14 October 2022

Flu Jabs

Flu jabs are safe and effective.  They’re offered every year through the NHS to help protect people at risk of getting seriously ill from flu.

The best time to have a flu jab is in the autumn or early winter before the flu starts spreading.

Flu jabs are important because:

  • while flu is unpleasant for most people, it can be dangerous and even life threatening for some people, particularly those with certain health conditions
  • more people are likely to get flu this winter as fewer people will have built up natural immunity to it during the COVID-19 pandemic
  • if you get flu and COVID-19 at the same time, research shows you’re more likely to be seriously ill

Who can have the flu jab?

The flu jab is given free on the NHS to adults who:

  • are 65 and over (including those who will be 65 by 31 March 2023)
  • have certain health conditions
  • are pregnant
  • are in long-stay residential care
  • receive a carer’s allowance, or are the main carer for an older or disabled person who may be at risk if you get sick
  • live with someone who is more likely to get a severe infection due to a weakened immune system, such as someone living with HIV, someone who has had a transplant, or is having certain treatments for cancer, lupus or rheumatoid arthritis
  • are frontline health workers
  • are social care workers who cannot get the jab through an occupational health scheme at work

Starting from mid-October, people aged 50 years old or over (including those who will be 50 years old by 31 March 2023) can have a free NHS flu jab.  This is so at-risk groups can be offered vaccination first.

If you’re in this age group and have a long-term health condition that puts you at risk from flu, you do not have to wait until mid-October.

Where to get the flu jab

You can have the NHS flu jab at:

  • your GP surgery
  • a pharmacy offering the service – if you’re aged 18 or over
  • some maternity services if you’re pregnant

Sometimes, you might be offered the flu jab at a hospital appointment.  If you have a flu jab at any NHS service except your GP surgery, you do not have to tell the surgery to update your records.  This will be done for you.  If you’ve been given a flu jab privately, or through an occupational health scheme, you can tell your GP surgery if you would like it added to your NHS record.

How to book your appointment

If you’re eligible for a free flu jab, you can book an appointment at your GP surgery or a pharmacy that offers it on the NHS.

You may also receive an invitation to get vaccinated, but you do not have to wait for this before booking an appointment.

Everyone who is eligible for the free flu jab will be able to get it.

GP surgeries and pharmacies get the flu jab in batches throughout the flu season.
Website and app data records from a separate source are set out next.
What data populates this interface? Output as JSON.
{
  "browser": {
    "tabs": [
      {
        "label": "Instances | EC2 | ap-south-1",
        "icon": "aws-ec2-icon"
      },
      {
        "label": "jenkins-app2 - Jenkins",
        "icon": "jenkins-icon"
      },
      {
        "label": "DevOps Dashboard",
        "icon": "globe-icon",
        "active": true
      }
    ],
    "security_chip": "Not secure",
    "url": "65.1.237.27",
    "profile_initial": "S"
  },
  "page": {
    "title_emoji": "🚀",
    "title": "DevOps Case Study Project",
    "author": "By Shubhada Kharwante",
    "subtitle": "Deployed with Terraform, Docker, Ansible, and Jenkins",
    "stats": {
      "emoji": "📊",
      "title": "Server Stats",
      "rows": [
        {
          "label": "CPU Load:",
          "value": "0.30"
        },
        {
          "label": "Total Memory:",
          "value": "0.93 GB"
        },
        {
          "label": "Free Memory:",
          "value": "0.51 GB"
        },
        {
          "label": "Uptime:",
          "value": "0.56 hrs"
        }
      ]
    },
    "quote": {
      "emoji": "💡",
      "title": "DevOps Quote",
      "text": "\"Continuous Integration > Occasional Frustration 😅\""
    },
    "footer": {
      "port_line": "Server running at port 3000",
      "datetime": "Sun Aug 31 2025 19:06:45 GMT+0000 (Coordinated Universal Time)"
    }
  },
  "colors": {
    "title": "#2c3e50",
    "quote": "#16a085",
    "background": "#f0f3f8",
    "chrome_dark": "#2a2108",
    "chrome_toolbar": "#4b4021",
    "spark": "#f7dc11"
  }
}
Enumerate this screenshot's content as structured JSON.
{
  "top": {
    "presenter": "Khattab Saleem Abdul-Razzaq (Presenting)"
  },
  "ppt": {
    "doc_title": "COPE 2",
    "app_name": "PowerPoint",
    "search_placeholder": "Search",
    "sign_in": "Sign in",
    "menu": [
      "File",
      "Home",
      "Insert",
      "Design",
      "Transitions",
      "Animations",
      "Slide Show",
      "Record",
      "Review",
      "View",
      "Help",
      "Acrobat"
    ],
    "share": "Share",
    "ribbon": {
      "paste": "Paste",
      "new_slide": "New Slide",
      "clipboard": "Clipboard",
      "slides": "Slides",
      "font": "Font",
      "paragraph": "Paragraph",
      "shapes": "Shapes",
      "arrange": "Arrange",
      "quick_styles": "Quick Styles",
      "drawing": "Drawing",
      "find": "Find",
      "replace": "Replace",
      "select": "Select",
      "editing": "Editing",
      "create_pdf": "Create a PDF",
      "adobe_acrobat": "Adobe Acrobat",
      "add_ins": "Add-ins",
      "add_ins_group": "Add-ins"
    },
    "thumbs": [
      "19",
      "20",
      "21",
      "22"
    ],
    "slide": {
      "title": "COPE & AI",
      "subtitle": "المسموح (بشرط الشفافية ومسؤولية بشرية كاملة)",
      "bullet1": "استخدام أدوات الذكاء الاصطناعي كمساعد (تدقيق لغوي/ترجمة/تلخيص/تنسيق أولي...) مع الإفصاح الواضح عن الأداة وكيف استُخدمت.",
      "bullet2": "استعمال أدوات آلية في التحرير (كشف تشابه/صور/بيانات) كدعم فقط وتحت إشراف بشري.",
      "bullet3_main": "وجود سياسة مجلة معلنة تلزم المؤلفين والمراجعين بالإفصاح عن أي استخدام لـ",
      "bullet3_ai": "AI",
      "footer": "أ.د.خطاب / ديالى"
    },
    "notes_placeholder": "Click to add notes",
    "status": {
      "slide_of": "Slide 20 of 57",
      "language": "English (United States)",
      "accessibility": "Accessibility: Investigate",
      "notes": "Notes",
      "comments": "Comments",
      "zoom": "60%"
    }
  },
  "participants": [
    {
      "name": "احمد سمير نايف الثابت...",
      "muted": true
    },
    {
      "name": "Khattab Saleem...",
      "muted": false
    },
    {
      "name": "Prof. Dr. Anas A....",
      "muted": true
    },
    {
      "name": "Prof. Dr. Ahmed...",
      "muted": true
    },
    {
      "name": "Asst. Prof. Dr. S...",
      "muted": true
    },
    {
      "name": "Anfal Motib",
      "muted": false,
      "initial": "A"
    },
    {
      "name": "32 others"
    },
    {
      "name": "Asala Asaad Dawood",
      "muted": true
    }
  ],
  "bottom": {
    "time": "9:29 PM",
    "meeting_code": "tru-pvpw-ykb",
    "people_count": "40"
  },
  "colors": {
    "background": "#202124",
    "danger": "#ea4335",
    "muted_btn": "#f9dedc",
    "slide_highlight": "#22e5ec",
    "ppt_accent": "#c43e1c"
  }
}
If you cannot get an appointment straight away, ask if you can book one for when more jabs are available.

Who should not have the flu jab

Most adults can have the flu jab, but you should avoid it if you have had a serious allergic reaction to a flu jab in the past.

You may be at risk of an allergic reaction to the flu jab injection if you have an egg allergy. This is because some flu jabs are made using eggs.  Ask a GP or pharmacist for a low-egg or egg-free jab.

If you’re ill with a high temperature, it’s best to wait until you’re better before having the flu jab.

What if I’m not entitled to a free flu jab?

You can still have a flu jab privately and many chemists and supermarkets offer jabs at a very low cost, here’s just a few examples:

How much will it cost me?

Many companies now offer wellbeing services through a cash plan, and you can claim the cost of the flu jab back directly into your bank account via a simple app, just by taking a picture of the receipt.  Also, with NHS prescriptions now costing £9.35 per item, you can claim for these too!